» Source records:
───

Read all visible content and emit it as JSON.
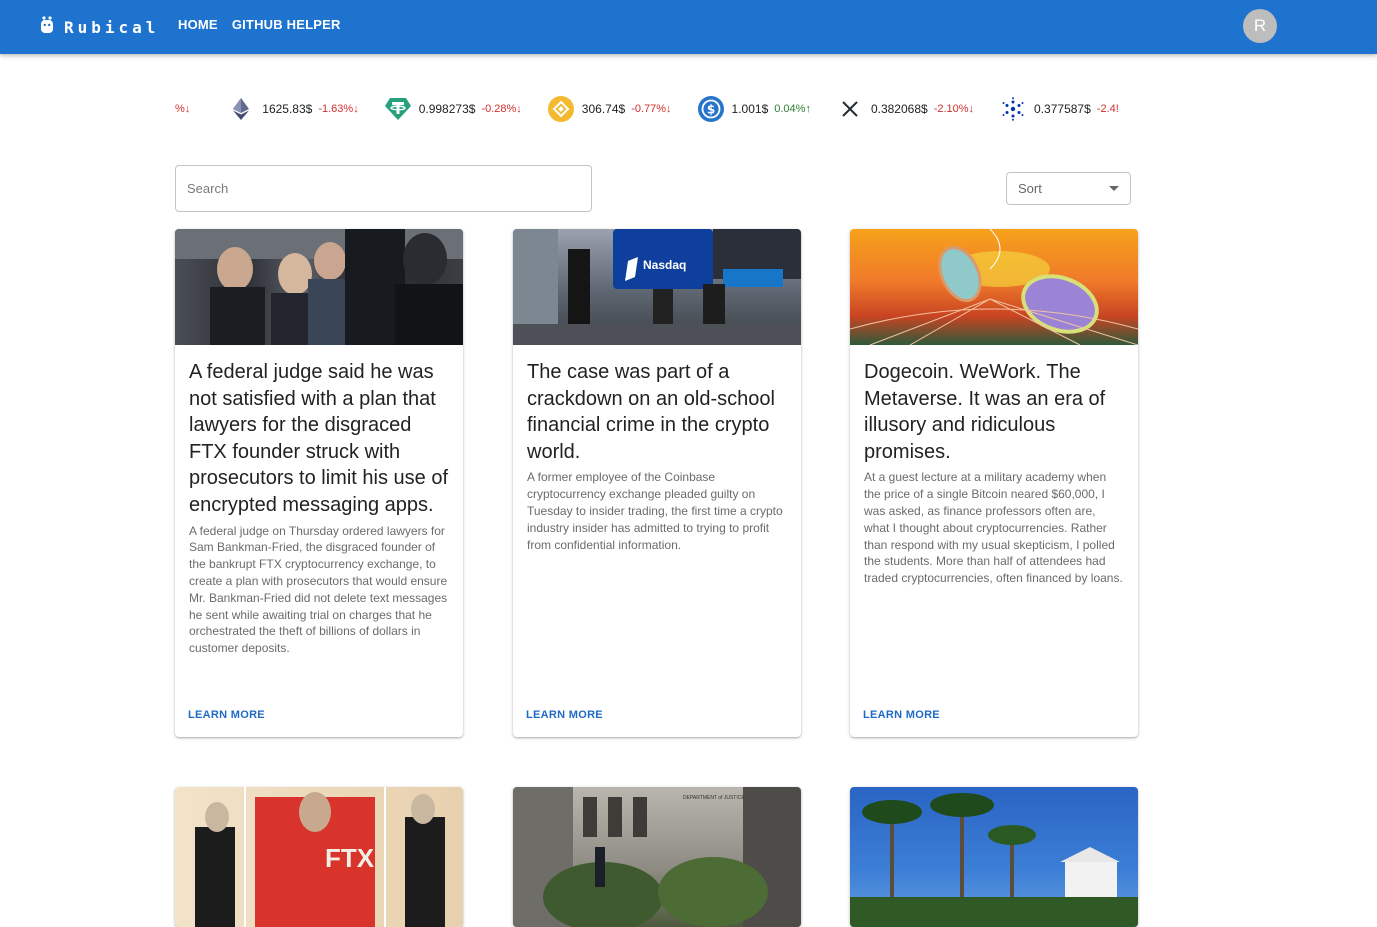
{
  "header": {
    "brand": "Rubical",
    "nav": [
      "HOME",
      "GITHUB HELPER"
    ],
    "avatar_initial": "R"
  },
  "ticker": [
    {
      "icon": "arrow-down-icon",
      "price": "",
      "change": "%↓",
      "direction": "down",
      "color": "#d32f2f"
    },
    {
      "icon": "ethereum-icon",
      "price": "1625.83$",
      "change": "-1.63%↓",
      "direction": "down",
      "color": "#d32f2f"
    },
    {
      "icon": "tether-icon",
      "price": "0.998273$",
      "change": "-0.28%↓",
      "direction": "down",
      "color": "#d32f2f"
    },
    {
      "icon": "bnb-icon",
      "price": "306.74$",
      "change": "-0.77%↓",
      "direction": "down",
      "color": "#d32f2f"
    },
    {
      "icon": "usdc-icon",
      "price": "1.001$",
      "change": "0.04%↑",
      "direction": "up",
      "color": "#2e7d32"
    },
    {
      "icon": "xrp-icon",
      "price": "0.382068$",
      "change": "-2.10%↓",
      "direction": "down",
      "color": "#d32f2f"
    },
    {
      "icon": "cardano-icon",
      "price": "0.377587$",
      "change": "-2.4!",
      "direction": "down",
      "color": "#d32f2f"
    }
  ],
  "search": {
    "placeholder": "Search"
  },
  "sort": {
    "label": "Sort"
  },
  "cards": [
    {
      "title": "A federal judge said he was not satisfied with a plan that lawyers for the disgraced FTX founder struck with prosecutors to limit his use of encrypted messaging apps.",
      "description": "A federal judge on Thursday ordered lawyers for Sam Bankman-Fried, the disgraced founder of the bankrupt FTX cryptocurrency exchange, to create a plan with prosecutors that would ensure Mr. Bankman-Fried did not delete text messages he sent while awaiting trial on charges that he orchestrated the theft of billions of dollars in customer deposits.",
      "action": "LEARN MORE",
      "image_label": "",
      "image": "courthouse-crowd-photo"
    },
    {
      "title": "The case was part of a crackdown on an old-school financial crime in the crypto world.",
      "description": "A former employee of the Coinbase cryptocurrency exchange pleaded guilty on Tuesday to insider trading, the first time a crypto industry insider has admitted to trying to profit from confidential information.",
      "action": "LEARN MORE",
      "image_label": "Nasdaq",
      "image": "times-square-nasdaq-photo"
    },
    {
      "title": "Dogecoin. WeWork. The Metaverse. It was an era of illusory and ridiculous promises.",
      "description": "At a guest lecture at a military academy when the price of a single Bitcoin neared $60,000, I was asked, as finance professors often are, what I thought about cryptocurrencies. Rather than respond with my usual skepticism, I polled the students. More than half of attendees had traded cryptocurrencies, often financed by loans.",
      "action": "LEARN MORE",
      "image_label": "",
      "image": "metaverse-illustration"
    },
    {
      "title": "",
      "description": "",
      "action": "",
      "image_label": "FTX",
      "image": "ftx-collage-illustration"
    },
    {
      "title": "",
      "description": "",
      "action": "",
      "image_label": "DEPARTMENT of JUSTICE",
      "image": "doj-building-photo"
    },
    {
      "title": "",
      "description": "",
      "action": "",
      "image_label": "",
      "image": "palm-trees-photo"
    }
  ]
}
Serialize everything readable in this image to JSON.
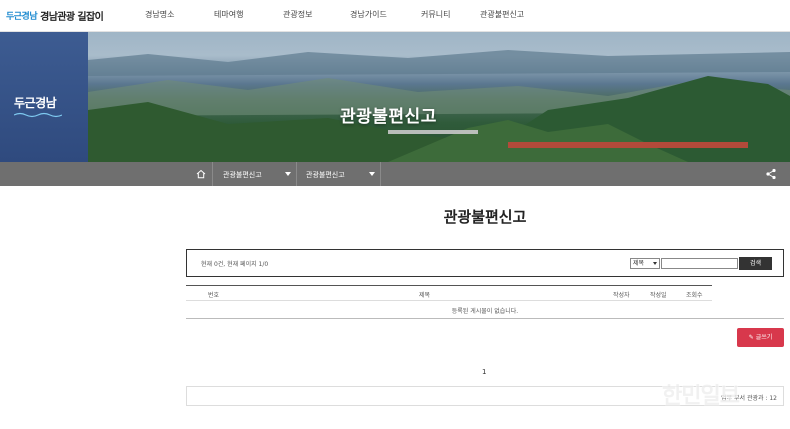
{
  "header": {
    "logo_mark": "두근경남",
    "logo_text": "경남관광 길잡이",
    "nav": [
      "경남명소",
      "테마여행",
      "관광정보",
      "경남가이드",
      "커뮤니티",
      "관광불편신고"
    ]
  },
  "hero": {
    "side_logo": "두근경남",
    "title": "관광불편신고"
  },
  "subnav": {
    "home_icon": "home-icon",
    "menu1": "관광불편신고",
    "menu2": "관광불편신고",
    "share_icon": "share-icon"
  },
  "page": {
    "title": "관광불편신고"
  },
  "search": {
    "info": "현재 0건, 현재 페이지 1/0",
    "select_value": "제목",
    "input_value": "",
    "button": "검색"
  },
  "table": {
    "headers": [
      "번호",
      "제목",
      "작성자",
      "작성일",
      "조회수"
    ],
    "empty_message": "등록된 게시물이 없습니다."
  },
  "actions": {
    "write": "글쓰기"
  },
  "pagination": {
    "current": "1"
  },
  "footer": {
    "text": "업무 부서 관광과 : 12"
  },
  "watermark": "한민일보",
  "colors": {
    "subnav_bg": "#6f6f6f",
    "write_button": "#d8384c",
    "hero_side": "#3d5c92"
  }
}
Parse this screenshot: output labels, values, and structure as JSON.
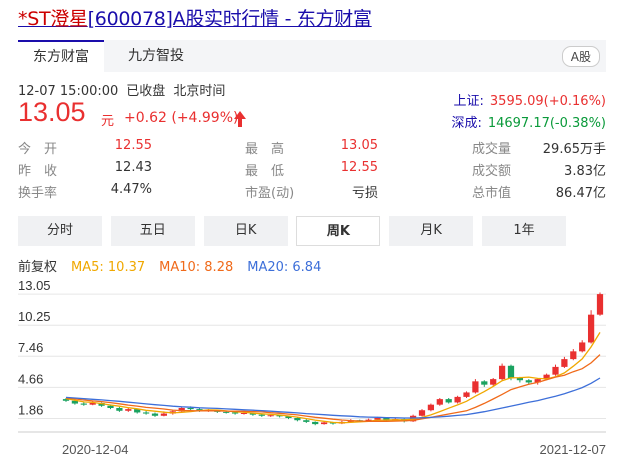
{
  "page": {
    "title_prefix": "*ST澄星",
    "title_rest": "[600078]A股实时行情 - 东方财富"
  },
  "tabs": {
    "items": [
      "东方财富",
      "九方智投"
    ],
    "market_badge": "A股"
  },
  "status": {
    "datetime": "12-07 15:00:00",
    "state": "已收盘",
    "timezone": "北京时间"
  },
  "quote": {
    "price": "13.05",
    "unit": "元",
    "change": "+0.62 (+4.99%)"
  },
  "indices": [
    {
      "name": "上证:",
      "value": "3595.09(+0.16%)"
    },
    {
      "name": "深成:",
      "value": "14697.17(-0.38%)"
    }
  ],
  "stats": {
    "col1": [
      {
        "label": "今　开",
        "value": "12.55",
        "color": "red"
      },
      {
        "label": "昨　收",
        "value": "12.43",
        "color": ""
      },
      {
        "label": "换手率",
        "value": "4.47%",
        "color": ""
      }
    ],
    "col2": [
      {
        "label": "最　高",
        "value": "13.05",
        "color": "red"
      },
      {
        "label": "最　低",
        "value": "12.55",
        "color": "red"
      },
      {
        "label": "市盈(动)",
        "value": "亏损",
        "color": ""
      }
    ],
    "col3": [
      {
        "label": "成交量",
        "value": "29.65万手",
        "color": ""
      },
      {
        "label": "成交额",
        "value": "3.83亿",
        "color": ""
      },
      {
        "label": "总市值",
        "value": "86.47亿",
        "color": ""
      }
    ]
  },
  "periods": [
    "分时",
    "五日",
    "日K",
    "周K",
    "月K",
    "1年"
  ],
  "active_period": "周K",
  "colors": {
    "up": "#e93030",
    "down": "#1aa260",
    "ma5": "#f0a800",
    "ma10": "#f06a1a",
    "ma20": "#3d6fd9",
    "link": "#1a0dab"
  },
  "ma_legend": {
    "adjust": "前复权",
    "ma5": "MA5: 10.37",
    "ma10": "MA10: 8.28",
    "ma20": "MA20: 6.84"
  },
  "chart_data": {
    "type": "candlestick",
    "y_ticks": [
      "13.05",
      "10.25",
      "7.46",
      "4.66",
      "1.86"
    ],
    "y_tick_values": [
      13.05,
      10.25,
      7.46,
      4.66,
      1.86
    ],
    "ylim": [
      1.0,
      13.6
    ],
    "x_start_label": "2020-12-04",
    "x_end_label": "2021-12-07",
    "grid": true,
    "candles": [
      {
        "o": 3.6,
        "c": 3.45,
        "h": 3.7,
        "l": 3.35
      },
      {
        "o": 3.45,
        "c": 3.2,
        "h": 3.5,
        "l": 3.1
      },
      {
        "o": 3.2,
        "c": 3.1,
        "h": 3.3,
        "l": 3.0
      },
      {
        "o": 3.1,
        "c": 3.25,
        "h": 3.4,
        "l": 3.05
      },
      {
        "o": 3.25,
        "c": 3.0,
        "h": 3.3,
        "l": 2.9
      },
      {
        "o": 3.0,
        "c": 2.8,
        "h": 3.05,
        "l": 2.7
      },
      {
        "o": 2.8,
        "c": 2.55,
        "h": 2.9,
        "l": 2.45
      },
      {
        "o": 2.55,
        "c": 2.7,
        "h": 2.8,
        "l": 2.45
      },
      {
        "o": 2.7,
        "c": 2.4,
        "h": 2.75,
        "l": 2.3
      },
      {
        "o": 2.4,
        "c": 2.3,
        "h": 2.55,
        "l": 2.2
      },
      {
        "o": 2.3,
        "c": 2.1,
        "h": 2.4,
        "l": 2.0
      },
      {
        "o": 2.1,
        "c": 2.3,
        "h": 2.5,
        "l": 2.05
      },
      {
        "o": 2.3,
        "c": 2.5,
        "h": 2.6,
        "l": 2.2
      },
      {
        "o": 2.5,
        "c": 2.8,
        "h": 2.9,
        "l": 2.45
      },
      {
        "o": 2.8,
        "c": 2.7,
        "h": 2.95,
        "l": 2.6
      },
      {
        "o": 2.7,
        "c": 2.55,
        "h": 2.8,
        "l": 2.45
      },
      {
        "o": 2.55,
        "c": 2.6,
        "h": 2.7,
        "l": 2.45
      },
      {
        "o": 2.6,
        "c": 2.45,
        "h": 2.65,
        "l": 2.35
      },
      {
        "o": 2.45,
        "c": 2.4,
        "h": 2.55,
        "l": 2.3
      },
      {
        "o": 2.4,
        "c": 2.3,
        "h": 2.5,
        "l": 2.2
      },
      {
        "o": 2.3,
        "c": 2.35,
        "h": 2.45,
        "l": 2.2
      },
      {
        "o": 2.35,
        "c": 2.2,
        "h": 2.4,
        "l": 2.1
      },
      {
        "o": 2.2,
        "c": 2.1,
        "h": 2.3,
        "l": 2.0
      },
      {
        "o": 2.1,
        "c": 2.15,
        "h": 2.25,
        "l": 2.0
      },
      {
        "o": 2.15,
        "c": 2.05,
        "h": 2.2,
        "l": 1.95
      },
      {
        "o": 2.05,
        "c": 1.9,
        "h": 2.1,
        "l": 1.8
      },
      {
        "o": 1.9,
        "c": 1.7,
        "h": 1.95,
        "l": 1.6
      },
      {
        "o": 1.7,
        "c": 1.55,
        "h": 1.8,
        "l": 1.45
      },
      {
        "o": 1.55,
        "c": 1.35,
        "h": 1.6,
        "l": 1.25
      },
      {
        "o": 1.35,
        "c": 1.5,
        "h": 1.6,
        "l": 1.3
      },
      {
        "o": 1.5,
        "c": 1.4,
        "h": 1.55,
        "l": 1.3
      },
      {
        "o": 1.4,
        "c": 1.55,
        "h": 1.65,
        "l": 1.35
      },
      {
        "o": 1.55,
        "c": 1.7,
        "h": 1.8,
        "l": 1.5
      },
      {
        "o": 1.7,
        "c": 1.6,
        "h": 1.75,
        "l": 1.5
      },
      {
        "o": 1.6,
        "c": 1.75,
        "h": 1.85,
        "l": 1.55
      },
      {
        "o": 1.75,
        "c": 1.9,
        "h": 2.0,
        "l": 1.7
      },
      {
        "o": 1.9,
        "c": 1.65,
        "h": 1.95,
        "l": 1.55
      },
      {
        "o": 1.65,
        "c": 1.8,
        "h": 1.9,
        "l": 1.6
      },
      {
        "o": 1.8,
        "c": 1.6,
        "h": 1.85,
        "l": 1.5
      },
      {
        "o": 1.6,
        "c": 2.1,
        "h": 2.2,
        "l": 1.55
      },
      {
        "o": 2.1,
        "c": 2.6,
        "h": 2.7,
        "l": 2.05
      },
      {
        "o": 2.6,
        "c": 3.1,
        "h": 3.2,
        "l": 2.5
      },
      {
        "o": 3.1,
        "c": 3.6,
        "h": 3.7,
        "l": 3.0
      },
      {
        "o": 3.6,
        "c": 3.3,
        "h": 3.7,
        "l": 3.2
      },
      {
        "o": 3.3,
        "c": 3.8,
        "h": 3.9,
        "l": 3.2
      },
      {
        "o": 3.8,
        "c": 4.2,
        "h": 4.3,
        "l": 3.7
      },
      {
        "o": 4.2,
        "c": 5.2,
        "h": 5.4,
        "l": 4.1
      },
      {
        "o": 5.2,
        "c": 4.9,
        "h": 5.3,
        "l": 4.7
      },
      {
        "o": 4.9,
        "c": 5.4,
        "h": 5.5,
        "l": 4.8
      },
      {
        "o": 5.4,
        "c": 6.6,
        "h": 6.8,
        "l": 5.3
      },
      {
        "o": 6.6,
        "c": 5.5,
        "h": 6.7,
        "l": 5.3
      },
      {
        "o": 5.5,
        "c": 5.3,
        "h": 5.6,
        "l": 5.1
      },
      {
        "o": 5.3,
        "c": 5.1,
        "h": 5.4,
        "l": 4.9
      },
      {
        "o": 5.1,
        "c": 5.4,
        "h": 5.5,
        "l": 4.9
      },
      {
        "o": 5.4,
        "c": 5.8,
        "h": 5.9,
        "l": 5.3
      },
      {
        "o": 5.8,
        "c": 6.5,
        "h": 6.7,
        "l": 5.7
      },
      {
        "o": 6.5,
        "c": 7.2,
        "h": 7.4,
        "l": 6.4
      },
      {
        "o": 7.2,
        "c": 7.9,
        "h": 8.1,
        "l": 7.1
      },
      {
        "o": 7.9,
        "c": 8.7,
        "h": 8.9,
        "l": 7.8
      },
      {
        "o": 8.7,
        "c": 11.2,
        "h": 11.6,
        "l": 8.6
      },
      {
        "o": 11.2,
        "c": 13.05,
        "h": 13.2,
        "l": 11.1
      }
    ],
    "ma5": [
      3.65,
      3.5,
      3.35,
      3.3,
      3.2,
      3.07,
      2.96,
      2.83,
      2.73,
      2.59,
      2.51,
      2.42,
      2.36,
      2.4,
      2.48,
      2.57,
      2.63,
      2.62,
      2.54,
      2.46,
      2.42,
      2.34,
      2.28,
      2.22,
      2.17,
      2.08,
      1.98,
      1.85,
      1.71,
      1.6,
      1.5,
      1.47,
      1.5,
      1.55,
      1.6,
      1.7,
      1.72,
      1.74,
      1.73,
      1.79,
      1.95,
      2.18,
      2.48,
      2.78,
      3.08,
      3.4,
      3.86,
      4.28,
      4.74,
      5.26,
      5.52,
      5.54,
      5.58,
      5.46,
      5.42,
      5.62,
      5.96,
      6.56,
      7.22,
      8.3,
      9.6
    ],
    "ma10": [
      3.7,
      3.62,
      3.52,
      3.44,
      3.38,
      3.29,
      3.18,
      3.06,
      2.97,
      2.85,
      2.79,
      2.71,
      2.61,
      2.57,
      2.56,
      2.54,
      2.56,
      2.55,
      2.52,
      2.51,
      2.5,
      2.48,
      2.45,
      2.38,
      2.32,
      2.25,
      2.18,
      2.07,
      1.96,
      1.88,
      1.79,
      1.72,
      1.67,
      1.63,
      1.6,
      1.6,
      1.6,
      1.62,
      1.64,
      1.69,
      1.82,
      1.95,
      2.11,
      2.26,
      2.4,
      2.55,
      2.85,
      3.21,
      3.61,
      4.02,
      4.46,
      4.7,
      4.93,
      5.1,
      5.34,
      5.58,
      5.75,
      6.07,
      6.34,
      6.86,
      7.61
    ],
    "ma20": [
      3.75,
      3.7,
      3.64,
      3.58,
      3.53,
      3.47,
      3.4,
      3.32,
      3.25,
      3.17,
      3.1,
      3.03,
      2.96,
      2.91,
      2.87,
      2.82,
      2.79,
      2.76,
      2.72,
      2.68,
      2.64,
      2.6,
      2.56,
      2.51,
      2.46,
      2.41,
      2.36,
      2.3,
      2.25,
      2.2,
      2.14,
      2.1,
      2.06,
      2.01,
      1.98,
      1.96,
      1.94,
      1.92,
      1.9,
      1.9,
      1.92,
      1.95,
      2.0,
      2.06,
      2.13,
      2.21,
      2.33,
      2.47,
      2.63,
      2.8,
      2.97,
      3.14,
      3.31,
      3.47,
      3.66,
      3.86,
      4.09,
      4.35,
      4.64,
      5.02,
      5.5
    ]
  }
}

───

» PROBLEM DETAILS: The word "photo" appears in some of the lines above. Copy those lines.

» FINAL ANSWER:
      "image": "courthouse-crowd-photo"
      "image": "times-square-nasdaq-photo"
      "image": "doj-building-photo"
      "image": "palm-trees-photo"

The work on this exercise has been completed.